At least I have an iPhone, so I don't have to get out of bed.

The Beginning

And so I begin my blog. At the moment, I'm pretty sure the only people I'll get to read this are my husband and my dogs (okay, the dogs aren't exactly people, and they can't exactly read, but go with me on this one). But I'm hoping that, after a while, some people might have some interest in what I have to say.

So that begs the question: what exactly is it that I have to say? Or, perhaps, why should anyone other than my husband care?

The simple answer is that I'm trying to get published (not for the first time). And for other aspiring authors out there, the information I get along the way might be of use. Especially if I manage to succeed this time.

To tell you a little about me, I pretty much exclusively write YA at this point. When I was younger, I always saw myself as writing for an adult audience. But then when I actually got to be an adult, I realized I'd actually been writing something closer to YA anyway, and just didn't know it. Which, I guess, makes sense, since I was a young adult when I wrote my first novel. I've written three more since, all of them fantasy.

I found A Wrinkle in Time in a closet at my grandparents' house in second grade, and ever since then, it's been all about fantasy for me. People kept telling me that only kids like fantasy, and eventually I'd grow out of it. Well, since I know plenty of adults that will love fantasy until their respective dying days, I'm pretty sure my naysayers are just whacked. Oh, and then there's this one: "Why don't you try to write a real book?" Yes, someone actually said that to me. More than once, actually. And was beside herself when I got upset. As if it's a-okay to tell me one of my greatest passions, the thing to which I've decided to devote my professional life, isn't even real.

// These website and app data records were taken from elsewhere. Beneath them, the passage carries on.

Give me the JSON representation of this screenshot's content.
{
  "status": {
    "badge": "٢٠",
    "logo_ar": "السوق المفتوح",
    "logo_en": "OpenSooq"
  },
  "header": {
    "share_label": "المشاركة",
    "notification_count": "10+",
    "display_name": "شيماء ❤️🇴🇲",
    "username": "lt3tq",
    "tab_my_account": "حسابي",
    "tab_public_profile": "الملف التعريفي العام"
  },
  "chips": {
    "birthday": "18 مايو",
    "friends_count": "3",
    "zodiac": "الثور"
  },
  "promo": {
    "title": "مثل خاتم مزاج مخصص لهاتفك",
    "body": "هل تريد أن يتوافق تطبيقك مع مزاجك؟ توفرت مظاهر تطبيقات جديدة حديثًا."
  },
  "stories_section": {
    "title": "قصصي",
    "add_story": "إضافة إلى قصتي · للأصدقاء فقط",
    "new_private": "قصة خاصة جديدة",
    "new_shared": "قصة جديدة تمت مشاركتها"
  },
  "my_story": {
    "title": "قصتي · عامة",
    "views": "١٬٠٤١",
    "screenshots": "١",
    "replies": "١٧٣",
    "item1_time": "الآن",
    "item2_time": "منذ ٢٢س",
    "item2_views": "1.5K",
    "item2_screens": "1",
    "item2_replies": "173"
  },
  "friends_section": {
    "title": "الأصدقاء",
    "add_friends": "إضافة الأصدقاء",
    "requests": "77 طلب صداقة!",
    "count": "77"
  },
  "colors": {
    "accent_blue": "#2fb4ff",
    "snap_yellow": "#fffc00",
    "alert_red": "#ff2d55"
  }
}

But I'm one of those people who has wanted to be a published author since I was about six years old. My first two books were, admittedly, not very good. If I ever have the patience to completely rewrite them, there's potential for awesomeness (in my ever so humble opinion). But as they currently are, I actually think they kind of suck. I absolutely love my third book, and I'm sure there will be more about that later.

Then there's my fourth book. The best thing I've ever written. My pride and joy. What I'm hoping will finally be the one to land me things like an agent and a publisher. I'll chronicle the ups and downs of my journey in this blog.

Wish me luck!